AOL memos released in trial

Internal memos from the online giant are being used to bolster the DOJ's case in its antitrust lawsuit against Microsoft.

Jim Hu Staff Writer, CNET News.com
Jim Hu
covers home broadband services and the Net's portal giants.
Jim Hu
2 min read
Internal memos from America Online are being used to bolster the Justice Department's case in its antitrust lawsuit against Microsoft.

The documents, obtained by subpoena, provide evidence that Microsoft may have tried to stifle competition in the Internet browser market by threatening rival Netscape Communications. Microsoft denies any wrongdoing.

The memos were presented today in opening arguments by Justice Department (DOJ) lawyers, capturing center stage during the trial's opening day. (See related story).

Written by an AOL executive, one memo outlines an account of Microsoft's threatening Netscape during a meeting between the two companies--which are No. 1 and No. 2 in the browser space--in 1995.

A Netscape engineer claimed Microsoft would "crush" Netscape if it did not cooperate, Microsoft's day in court according to the memo, which cites conversations between the Netscape engineer and the AOL executive who authored the memo a day after the meeting.

The memo also states that Gates posed a question to AOL about how much Microsoft needs to pay to "screw" Netscape, and then told AOL executives, "This is your lucky day."

The subpoenaed documents further detail Microsoft's alleged plan to woo AOL so that the online giant would license its Internet Explorer browser instead of Netscape's Navigator.

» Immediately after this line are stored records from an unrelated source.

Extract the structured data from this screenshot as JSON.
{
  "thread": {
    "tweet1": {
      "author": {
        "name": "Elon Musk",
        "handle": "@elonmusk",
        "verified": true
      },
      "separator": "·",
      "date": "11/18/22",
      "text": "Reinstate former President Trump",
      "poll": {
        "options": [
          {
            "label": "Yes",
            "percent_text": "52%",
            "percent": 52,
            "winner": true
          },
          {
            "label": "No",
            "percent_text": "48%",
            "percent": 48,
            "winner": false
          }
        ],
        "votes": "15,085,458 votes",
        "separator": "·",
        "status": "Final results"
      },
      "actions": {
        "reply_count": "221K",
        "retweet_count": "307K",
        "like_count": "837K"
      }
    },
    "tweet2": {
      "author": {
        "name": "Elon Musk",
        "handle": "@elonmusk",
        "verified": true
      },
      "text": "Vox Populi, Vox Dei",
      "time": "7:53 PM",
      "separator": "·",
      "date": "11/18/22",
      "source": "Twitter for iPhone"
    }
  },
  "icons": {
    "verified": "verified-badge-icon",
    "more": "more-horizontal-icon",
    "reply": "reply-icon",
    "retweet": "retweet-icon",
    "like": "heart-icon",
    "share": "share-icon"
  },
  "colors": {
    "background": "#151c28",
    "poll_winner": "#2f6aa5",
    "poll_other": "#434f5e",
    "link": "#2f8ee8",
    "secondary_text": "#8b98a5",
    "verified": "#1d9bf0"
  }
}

They show that Microsoft offered to bundle AOL into its Windows 95 operating system and purchase millions of dollars in advertising--if AOL agreed to drop Netscape as its primary Web browser.

The evidence is significant because--if true--it could undermine Microsoft's allegations that Netscape had fabricated many of its unfair competition accusations against the Redmond, Washington, software giant.

Microsoft had planned to release friendly email correspondences between the two companies to show prosecutors a more positive relationship between them.

Reuters contributed to this report.